Toarcian oceanic anoxic event: An assessment of global causes using belemnite C isotope records
Article first published online: 26 AUG 2005
Copyright 2005 by the American Geophysical Union.
Volume 20, Issue 3, September 2005
How to Cite
2005), Toarcian oceanic anoxic event: An assessment of global causes using belemnite C isotope records, Paleoceanography, 20, PA3008, doi:10.1029/2004PA001102., , , , , and (
- Issue published online: 26 AUG 2005
- Article first published online: 26 AUG 2005
- Manuscript Accepted: 22 APR 2005
- Manuscript Revised: 30 MAR 2005
- Manuscript Received: 19 OCT 2004
- carbon isotopes;
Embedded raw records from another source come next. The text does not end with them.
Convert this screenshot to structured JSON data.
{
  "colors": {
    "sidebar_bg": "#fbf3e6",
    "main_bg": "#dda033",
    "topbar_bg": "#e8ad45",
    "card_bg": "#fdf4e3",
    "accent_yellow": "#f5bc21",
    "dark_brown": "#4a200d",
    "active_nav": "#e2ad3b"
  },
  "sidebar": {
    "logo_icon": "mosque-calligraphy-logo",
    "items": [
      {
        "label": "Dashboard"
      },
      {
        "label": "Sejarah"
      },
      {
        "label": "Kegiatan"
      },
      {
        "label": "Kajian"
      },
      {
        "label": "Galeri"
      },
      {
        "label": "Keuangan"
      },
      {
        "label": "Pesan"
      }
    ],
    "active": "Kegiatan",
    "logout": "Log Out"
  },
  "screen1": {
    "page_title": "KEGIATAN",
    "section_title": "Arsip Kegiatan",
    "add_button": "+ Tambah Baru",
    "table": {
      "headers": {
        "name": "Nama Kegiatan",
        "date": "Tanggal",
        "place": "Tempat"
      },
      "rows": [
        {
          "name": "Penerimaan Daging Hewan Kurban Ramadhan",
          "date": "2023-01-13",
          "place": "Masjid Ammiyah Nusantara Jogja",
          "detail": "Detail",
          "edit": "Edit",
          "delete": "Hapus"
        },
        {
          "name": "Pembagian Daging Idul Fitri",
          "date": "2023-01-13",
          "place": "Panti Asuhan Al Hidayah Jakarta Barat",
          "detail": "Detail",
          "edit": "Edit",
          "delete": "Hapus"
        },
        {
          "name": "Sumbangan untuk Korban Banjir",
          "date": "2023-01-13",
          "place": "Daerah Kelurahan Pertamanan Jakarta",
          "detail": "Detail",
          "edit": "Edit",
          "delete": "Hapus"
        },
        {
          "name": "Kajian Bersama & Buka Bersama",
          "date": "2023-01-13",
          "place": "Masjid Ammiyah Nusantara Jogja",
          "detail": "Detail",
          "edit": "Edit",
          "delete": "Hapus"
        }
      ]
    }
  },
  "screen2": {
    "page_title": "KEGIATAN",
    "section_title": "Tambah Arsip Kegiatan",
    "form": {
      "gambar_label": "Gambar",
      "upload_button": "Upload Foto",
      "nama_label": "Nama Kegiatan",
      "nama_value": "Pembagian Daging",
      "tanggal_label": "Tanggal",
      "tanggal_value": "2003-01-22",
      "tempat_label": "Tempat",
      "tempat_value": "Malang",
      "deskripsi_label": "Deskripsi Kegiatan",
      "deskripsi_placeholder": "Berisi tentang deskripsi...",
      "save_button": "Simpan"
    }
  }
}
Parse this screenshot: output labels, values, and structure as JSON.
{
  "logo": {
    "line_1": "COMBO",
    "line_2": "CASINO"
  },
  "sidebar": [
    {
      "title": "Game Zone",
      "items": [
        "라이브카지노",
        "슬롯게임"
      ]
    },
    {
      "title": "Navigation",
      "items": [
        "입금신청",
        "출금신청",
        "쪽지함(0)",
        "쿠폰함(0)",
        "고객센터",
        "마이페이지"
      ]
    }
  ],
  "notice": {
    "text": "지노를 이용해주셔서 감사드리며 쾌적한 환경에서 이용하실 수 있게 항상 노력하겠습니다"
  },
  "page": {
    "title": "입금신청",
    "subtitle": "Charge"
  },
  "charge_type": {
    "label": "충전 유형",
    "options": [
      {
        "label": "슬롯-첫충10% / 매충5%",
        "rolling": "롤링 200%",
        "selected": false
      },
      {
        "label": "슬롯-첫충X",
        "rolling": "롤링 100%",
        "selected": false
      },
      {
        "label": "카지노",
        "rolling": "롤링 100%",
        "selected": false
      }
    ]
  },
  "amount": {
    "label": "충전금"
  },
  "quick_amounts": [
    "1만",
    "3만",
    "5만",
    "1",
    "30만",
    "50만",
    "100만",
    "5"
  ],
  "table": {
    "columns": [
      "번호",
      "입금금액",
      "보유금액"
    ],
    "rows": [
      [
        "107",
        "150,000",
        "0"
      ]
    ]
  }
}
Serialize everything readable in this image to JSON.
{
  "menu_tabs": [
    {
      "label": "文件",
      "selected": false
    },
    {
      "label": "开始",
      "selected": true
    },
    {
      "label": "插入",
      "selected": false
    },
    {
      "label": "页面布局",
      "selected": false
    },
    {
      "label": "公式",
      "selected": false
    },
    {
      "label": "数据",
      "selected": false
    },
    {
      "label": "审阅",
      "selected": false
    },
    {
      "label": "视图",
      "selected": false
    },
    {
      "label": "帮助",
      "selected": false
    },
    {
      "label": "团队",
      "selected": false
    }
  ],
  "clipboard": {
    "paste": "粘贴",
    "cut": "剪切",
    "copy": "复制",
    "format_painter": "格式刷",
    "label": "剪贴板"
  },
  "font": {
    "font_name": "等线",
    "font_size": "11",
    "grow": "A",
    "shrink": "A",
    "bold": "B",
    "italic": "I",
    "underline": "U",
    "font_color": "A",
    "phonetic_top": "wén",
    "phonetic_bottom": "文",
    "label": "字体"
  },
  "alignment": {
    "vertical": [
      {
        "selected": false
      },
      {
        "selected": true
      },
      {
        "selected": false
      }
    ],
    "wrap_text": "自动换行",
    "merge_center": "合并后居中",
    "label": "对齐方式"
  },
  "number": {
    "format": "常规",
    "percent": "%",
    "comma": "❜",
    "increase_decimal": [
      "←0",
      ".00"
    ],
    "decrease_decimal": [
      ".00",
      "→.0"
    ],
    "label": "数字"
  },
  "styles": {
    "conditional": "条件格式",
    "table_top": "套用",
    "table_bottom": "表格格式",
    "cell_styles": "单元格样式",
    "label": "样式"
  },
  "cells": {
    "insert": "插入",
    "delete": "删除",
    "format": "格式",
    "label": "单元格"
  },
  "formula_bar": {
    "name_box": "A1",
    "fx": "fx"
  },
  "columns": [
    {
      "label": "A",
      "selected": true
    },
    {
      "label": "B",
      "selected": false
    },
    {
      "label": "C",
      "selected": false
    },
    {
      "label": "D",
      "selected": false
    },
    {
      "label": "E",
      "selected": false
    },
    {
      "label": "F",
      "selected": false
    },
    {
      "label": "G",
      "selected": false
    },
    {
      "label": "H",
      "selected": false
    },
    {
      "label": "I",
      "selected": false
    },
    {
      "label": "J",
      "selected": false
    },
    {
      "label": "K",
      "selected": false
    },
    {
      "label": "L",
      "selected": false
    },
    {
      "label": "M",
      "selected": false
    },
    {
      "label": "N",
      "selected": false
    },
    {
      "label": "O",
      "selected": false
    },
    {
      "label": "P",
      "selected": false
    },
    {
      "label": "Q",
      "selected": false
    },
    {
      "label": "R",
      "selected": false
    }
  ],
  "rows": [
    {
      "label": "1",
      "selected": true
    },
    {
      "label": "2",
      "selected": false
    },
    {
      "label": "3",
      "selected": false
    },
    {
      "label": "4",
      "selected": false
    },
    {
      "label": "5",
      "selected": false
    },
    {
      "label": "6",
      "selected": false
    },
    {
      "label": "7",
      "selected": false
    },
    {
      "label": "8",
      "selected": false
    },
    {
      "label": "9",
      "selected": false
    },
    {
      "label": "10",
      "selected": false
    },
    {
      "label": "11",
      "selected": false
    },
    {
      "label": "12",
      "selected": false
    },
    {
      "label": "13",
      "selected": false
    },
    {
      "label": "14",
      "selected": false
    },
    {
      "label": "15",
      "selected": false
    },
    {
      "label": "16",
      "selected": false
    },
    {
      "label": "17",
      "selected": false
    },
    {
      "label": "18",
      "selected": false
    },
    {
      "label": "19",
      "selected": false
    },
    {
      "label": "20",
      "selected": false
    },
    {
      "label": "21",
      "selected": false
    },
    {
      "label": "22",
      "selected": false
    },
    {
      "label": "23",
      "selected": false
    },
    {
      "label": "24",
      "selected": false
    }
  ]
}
 Two hypotheses have been proposed to explain simultaneous large negative excursions (up to 7‰ PeeDee belemnite) in bulk carbonate (δ13Ccarb) and organic carbon isotope records (δ13Corg) from black shales marking the Toarcian oceanic anoxic event (T-OAE). The first explanation envisions recycling of dissolved inorganic carbon (DIC) with a light isotopic signature into the photic zone from the lower levels of a salinity-stratified water mass, essentially requiring a regional paleoceanographic driver of the carbon cycle. The second involves the rapid and massive dissociation of methane from gas hydrates that effectively renders the T-OAE a global perturbation of the carbon cycle. We present C isotope records from belemnites (δ13Cbel) sampled from two localities, calibrated with high-resolution ammonite biostratigraphy and Sr isotope stratigraphy, in Yorkshire (England) and Dotternhausen (Germany), that can be used to assess which model best explains the observed changes in carbon isotopes. Our records of the δ13C composition of belemnite calcite do not show the large negative C isotope excursions shown by coeval records of δ13C in sedimentary organic matter or bulk sedimentary carbonate. It follows that isotopically light carbon cannot have dominated the ocean-atmosphere carbon reservoir during the Toarcian OAE, as would be required were the methane release hypothesis correct. On the basis of an evaluation of available carbon isotope records we discuss a model in which the recycling of DIC from the deeper levels of a stratified water body, and shallowing of anoxic conditions into the photic zone, can explain all isotopic profiles. In particular, the model accounts for the higher C isotope values of belemnites that are characteristic of open ocean, well-mixed conditions, and the lower C isotope values of neritic phytoplankton communities that recorded the degree of density stratification and shallowing of anoxia in the photic zone.